In this pattern, we use resources to limit the number of concurrently running tasks.

By default, Ray tasks require 1 CPU each and Ray actors require 0 CPU each, so the scheduler limits task concurrency to the available CPUs and actor concurrency to infinite. Tasks that use more than 1 CPU (e.g., via mutlithreading) may experience slowdown due to interference from concurrent ones, but otherwise are safe to run.

However, tasks or actors that use more than their proportionate share of memory may overload a node and cause issues like OOM. If that is the case, we can reduce the number of concurrently running tasks or actors on each node by increasing the amount of resources requested by them. This works because Ray makes sure that the sum of the resource requirements of all of the concurrently running tasks and actors on a given node does not exceed the node’s total resources.

Note

For actor tasks, the number of running actors limits the number of concurrently running actor tasks we can have.

Example use case

You have a data processing workload that processes each input file independently using Ray remote functions. Since each task needs to load the input data into heap memory and do the processing, running too many of them can cause OOM. In this case, you can use the memory resource to limit the number of concurrently running tasks (usage of other resources like num_cpus can achieve the same goal as well). Note that similar to num_cpus, the memory resource requirement is logical, meaning that Ray will not enforce the physical memory usage of each task if it exceeds this amount.

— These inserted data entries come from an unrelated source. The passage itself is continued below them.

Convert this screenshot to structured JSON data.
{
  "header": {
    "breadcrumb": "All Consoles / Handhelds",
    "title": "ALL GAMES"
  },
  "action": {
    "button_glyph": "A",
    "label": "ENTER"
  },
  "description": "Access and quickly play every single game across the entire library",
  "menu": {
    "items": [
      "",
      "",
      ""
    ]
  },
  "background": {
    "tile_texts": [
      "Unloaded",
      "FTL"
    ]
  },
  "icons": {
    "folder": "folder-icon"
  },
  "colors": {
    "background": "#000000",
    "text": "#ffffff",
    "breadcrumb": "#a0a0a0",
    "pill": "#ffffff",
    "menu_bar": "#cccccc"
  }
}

Code example

Without limit:

import ray

# Assume this Ray node has 16 CPUs and 16G memory.
ray.init()


@ray.remote
def process(file):
    # Actual work is reading the file and process the data.
    # Assume it needs to use 2G memory.
    pass


NUM_FILES = 1000
result_refs = []
for i in range(NUM_FILES):
    # By default, process task will use 1 CPU resource and no other resources.
    # This means 16 tasks can run concurrently
    # and will OOM since 32G memory is needed while the node only has 16G.
    result_refs.append(process.remote(f"{i}.csv"))
ray.get(result_refs)

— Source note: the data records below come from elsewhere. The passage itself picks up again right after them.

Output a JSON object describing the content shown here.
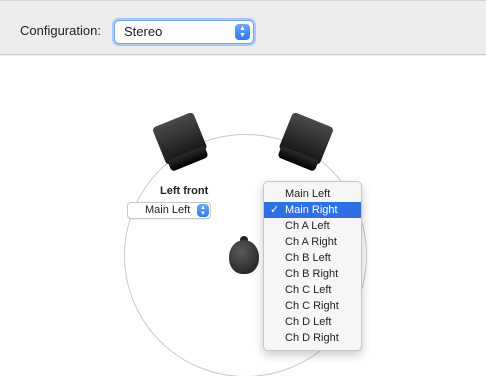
{
  "toolbar": {
    "configuration_label": "Configuration:",
    "configuration_value": "Stereo"
  },
  "speakers": {
    "left_front_label": "Left front",
    "left_front_channel": "Main Left"
  },
  "channel_menu": {
    "items": [
      {
        "label": "Main Left",
        "selected": false
      },
      {
        "label": "Main Right",
        "selected": true
      },
      {
        "label": "Ch A Left",
        "selected": false
      },
      {
        "label": "Ch A Right",
        "selected": false
      },
      {
        "label": "Ch B Left",
        "selected": false
      },
      {
        "label": "Ch B Right",
        "selected": false
      },
      {
        "label": "Ch C Left",
        "selected": false
      },
      {
        "label": "Ch C Right",
        "selected": false
      },
      {
        "label": "Ch D Left",
        "selected": false
      },
      {
        "label": "Ch D Right",
        "selected": false
      }
    ],
    "check_glyph": "✓"
  },
  "colors": {
    "accent": "#2f6fe4",
    "focus_ring": "#a9c9f7"
  }
}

With limit:

result_refs = []
for i in range(NUM_FILES):
    # Now each task will use 2G memory resource
    # and the number of concurrently running tasks is limited to 8.
    # In this case, setting num_cpus to 2 has the same effect.
    result_refs.append(
        process.options(memory=2 * 1024 * 1024 * 1024).remote(f"{i}.csv")
    )
ray.get(result_refs)